I know that on Linux (at least debian) every password are hashed and stored in /etc/shadow.

However thanks to the libpam-cracklib you can add some rules on passwords. For instance in /etc/pam.d/common-password you can set Difok which is a parameter that indicate the number of letter that can be the same between an old and a new password.

But how linux can know when I type in an new password the similarity with my old pasword as it doesn't know my real password (it just have a hash)?

Thanks !

  • Probably tries all passwords that are just a few letters away from the new one.

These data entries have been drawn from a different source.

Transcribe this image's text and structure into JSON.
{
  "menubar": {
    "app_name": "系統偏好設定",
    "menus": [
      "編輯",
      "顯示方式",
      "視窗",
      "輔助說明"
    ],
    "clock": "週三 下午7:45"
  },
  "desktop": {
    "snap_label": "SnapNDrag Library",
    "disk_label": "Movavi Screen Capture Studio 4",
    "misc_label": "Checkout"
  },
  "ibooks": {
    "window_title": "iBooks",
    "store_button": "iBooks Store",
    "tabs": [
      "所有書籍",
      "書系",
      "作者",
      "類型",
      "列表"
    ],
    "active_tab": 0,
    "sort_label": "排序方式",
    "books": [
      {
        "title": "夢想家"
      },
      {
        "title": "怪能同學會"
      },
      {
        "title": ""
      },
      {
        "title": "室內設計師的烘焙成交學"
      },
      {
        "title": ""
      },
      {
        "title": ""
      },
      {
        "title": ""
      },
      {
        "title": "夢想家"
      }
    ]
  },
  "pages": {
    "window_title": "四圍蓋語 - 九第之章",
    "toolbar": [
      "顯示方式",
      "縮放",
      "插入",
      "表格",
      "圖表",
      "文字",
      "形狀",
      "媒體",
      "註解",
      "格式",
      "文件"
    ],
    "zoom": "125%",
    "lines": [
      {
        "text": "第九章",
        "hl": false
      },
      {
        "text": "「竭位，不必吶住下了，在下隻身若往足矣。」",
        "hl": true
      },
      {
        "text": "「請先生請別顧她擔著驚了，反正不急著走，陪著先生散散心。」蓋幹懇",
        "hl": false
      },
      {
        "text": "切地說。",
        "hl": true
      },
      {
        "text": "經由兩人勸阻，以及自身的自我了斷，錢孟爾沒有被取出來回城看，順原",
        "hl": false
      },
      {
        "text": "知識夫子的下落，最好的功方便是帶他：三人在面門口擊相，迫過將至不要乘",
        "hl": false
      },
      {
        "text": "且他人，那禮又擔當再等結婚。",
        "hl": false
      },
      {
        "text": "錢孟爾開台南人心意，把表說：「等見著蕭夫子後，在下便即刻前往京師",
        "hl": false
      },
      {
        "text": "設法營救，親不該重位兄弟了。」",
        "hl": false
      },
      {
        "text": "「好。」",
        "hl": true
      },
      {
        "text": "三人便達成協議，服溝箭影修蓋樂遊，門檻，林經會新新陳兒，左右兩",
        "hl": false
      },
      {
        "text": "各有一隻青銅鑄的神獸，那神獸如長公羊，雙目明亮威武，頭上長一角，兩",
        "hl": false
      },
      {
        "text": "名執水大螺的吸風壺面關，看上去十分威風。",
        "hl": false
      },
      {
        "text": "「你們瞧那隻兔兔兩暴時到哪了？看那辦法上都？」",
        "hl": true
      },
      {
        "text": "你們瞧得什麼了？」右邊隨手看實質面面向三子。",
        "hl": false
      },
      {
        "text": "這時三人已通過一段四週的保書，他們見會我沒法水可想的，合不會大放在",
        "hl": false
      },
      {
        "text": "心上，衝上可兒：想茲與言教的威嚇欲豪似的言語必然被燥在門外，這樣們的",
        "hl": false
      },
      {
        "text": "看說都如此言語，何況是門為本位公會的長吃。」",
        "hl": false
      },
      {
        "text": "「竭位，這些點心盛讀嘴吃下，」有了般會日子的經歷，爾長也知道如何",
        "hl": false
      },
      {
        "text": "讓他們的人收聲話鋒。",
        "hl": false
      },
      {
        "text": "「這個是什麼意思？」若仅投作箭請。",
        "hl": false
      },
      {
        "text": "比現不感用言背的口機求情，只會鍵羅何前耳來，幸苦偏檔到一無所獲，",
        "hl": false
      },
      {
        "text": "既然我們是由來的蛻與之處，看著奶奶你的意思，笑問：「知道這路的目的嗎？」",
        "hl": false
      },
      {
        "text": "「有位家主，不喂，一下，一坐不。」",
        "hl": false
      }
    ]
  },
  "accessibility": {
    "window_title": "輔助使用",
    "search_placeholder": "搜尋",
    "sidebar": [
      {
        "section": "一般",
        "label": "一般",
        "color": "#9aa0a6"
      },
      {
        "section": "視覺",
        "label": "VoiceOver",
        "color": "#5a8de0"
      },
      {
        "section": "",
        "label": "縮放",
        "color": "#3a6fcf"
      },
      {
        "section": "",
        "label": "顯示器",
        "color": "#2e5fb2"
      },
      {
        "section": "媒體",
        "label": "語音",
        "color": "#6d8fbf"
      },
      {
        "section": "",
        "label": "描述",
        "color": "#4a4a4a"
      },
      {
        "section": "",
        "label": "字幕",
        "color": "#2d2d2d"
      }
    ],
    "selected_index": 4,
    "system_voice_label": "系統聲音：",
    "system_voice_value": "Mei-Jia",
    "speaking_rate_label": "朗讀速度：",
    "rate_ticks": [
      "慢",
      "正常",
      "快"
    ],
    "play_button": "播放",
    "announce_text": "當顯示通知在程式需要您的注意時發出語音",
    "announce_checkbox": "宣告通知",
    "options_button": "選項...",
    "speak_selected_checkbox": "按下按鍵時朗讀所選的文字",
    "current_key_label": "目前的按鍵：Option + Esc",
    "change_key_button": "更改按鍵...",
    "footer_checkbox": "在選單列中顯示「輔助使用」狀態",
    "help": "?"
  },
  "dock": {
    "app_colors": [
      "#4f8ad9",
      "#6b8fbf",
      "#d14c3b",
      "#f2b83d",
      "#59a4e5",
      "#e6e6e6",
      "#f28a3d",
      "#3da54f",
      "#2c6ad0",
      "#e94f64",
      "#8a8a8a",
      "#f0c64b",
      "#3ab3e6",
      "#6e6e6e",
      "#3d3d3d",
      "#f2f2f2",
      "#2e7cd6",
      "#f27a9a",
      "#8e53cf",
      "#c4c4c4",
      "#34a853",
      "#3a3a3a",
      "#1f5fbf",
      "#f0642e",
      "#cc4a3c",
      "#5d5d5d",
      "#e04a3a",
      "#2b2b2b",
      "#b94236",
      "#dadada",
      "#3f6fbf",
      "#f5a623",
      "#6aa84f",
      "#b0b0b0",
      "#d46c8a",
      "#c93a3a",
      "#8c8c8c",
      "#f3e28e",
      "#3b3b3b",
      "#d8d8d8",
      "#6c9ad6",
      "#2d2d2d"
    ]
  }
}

If it does not find a match, then the new one is different enough. – ctrl-alt-delor Oct 11 '17 at 15:18

When you ask a PAM module to change a password (or participate in changing a password), the module can retrieve both the new password and the old, as given by the user: as Christopher points out, passwd asks for the old password as well as the new (unless you’re running it as root and changing another user’s password). The module can use that information to compare both passwords, without having to somehow reverse the current hash or enumerate variants.

The PAM functions involved include pam_sm_chauthtok and pam_get_item, whose documentation (and the other pages referenced there) should help you understand what’s going on. You can see how it’s done in libpam-cracklib’s source code.

| improve this answer | |

Your Answer

By clicking “Post Your Answer”, you agree to our terms of service, privacy policy and cookie policy

Not the answer you're looking for? Browse other questions tagged or ask your own question.